ANYONE who is confused about why the American people are so upset these days with their government should take a drive along U.S. 35 from Interstate 64 to the Ohio River.
The road shows a government that cannot deliver a quality product in a reasonable time.
The trip begins promising with a nice four-lane roller coaster ride up and down the hills of Putnam County.
There is plenty of room between the two lanes in each direction and with limited access interchanges along the way.
But after a dozen or so miles, the situation becomes harrowing.
Drivers have to click off cruise control as they decompress from modern interstate driving.
The curves are pretty tight as the road deposits cars at the foot of the Buffalo bridge over the Great Kanawha River.
Then things get worse.
West of that intersection, the modern highway transforms into a two-lane blacktop where hay wagons compete with tractor-trailers for space.
Add in an early morning fog or an afternoon drizzle and you have one of the flattest and yet one of the most dangerous roadways in West Virginia.
The signs may say U.S. 35 but the reality is this is merely part of W.Va. 817, which east of the bridge is a nice quiet state highway that connects Winfield with St. Albans via the John Amos plant.

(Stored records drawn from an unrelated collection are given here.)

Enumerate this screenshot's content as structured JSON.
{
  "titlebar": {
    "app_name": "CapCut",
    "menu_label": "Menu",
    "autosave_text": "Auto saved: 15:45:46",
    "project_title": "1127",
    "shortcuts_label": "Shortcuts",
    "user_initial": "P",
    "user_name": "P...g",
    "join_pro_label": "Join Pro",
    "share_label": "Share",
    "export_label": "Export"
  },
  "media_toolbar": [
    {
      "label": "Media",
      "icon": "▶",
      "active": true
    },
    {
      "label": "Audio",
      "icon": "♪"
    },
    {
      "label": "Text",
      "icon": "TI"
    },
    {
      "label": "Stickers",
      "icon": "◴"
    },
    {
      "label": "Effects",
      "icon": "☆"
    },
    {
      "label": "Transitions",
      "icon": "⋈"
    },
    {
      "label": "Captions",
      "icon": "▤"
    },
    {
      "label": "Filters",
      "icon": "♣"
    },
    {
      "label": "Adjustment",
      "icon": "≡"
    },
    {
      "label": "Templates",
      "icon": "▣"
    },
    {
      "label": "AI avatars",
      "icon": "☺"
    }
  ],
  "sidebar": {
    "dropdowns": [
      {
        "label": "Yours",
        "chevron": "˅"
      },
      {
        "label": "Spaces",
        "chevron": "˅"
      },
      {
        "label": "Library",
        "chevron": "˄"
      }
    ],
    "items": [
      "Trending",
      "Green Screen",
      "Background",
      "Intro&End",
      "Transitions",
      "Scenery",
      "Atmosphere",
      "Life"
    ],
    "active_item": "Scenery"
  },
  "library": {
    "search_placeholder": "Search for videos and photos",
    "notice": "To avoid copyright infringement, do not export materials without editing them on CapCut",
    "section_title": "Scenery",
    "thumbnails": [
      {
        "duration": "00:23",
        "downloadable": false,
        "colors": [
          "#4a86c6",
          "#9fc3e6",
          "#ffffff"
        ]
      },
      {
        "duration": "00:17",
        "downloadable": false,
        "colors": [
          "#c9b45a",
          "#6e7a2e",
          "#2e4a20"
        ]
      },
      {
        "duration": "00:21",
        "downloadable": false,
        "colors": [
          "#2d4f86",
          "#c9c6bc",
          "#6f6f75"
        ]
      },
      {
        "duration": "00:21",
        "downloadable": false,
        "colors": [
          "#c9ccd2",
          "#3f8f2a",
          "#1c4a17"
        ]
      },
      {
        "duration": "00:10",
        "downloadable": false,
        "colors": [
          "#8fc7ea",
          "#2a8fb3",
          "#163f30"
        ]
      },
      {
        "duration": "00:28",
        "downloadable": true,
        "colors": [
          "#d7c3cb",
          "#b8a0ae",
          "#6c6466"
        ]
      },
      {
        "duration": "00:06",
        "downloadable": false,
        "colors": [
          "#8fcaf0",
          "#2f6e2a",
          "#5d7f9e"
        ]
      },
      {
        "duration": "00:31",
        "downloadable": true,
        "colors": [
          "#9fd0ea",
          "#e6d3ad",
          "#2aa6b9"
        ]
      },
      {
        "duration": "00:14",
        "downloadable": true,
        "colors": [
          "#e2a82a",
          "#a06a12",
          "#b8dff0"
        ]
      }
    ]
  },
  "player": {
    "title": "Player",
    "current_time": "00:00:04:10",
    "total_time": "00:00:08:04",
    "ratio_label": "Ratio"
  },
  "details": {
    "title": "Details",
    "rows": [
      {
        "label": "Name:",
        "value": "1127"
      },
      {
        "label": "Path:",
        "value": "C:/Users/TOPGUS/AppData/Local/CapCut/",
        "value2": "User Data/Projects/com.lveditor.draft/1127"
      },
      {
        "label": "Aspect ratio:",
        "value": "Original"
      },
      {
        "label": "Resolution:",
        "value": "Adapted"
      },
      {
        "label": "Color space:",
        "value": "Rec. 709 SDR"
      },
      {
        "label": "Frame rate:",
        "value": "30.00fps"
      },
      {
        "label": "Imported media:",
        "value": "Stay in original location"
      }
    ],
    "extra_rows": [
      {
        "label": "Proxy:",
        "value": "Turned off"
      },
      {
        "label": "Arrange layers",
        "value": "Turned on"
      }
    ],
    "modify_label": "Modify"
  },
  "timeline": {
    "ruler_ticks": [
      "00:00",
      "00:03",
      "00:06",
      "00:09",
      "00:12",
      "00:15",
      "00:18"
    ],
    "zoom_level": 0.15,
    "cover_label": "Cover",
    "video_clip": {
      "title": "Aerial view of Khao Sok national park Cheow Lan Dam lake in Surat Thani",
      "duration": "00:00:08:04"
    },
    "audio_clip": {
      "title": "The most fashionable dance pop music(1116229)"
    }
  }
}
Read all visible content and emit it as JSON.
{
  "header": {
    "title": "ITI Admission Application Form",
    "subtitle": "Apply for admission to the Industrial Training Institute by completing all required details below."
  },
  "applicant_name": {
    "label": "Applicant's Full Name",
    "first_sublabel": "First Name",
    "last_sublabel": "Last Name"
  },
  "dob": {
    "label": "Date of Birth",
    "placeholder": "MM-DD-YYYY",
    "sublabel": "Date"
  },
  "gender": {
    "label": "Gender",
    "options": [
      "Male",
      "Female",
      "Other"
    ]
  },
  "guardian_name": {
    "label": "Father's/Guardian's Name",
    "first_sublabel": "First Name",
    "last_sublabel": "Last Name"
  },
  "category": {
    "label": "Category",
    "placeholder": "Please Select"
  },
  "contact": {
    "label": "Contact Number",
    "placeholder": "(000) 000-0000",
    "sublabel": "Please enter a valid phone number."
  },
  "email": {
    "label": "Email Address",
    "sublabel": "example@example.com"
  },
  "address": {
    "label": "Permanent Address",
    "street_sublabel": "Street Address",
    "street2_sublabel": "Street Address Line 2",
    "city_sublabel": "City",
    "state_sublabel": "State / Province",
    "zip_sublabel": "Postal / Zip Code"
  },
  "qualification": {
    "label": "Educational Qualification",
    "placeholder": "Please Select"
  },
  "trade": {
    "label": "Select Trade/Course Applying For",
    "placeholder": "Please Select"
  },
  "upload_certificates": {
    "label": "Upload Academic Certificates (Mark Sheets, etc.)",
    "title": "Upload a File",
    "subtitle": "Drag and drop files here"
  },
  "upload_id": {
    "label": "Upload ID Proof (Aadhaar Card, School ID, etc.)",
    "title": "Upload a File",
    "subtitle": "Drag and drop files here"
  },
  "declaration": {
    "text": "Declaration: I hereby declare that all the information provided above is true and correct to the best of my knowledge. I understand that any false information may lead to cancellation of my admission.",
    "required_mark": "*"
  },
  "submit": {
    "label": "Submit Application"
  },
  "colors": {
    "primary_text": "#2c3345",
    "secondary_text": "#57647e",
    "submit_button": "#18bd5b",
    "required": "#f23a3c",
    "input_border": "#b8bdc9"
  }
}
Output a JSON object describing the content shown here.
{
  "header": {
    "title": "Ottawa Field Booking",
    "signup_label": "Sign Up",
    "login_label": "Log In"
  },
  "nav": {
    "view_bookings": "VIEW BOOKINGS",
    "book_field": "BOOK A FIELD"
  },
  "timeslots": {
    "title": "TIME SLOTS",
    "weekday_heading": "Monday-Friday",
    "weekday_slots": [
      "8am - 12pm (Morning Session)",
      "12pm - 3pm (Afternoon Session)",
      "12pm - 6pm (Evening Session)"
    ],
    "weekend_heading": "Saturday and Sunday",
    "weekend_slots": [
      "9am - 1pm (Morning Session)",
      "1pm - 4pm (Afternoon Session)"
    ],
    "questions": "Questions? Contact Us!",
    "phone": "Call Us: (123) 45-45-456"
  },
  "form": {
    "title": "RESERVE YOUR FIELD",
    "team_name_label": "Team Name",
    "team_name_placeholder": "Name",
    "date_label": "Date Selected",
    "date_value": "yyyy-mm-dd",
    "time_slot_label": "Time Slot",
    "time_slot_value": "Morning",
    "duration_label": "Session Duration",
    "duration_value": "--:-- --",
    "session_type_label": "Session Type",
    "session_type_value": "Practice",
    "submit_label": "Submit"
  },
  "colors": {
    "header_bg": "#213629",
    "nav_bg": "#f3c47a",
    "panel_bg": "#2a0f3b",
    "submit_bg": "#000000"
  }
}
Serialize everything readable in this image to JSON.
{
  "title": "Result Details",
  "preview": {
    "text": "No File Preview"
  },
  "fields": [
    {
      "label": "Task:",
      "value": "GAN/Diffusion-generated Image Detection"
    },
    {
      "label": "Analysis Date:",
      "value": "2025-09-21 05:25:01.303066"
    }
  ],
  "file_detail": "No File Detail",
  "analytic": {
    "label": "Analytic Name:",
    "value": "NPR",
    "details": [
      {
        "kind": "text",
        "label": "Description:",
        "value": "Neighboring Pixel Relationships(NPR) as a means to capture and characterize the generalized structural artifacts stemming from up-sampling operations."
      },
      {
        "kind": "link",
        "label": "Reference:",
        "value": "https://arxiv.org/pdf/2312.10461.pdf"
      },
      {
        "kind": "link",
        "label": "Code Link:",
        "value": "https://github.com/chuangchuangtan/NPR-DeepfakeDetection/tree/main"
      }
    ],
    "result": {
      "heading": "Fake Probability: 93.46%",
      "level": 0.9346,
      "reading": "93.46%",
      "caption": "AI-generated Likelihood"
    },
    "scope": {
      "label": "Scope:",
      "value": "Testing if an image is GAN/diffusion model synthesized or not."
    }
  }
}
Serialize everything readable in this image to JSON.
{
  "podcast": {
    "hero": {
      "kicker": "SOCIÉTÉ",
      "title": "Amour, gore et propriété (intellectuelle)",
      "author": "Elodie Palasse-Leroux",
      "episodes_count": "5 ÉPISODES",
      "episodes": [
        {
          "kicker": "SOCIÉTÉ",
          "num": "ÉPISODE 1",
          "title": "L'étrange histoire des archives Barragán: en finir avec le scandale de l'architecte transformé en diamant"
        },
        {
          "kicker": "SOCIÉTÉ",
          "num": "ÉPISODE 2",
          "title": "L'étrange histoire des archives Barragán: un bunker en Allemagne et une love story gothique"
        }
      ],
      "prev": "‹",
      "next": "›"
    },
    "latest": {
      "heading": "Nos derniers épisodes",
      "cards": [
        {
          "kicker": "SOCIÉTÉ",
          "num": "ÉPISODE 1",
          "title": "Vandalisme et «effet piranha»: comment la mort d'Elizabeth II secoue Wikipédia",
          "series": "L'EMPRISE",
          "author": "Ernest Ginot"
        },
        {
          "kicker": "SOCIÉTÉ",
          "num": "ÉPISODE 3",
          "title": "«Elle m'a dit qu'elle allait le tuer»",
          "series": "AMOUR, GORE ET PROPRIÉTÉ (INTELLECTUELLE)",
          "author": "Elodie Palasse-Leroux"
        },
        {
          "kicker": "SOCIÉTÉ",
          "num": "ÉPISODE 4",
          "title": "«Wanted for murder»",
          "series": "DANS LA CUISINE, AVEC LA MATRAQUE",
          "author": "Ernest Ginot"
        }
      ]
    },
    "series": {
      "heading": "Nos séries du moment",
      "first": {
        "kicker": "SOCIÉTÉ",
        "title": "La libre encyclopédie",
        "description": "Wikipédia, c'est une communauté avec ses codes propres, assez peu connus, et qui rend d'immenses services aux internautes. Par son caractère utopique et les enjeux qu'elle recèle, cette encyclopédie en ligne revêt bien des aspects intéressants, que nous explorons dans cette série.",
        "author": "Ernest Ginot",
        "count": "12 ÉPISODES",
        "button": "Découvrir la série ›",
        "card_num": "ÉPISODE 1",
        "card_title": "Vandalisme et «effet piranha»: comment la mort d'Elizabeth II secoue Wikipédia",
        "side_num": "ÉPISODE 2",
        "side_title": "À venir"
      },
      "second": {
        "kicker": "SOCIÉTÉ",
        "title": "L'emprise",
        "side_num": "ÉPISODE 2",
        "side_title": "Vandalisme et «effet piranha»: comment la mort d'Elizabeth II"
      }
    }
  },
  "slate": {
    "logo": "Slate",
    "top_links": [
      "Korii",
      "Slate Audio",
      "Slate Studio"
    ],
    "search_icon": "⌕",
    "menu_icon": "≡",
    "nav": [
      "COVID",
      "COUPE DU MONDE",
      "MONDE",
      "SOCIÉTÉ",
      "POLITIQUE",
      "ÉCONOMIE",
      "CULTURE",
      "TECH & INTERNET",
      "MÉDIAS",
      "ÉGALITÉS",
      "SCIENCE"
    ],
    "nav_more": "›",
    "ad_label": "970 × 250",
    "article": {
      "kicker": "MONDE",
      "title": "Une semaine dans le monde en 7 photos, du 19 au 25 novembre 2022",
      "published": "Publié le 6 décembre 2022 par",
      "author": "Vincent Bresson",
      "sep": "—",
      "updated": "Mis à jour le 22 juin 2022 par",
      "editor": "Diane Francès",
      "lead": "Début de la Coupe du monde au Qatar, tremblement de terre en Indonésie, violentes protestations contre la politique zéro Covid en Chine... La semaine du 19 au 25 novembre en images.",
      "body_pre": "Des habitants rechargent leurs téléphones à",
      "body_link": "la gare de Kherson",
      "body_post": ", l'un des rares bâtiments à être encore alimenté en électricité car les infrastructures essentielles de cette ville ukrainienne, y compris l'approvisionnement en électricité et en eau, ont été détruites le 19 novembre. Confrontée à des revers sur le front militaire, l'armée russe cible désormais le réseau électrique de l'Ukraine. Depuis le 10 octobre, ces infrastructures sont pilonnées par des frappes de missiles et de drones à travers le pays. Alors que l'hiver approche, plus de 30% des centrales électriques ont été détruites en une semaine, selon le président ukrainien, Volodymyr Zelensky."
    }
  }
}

The biggest threat to drivers is the occasional suicidal deer who leaps from the woods and attacks a car.
Highways officials are not to blame for the U.S. 35 mess.
If they had their way, U.S. 35 would be one fun roller coaster ride all the way to Point Pleasant where a bridge would await drivers to take them on to Ohio.
But the appropriators of state money decided the money is not there.
On Monday, the Gazette reported on the state's alternative proposals for funding construction, including borrowing money through a bond.
In short, the road will not be built any time soon.
How different from three years ago, when officials declared the project a near emergency.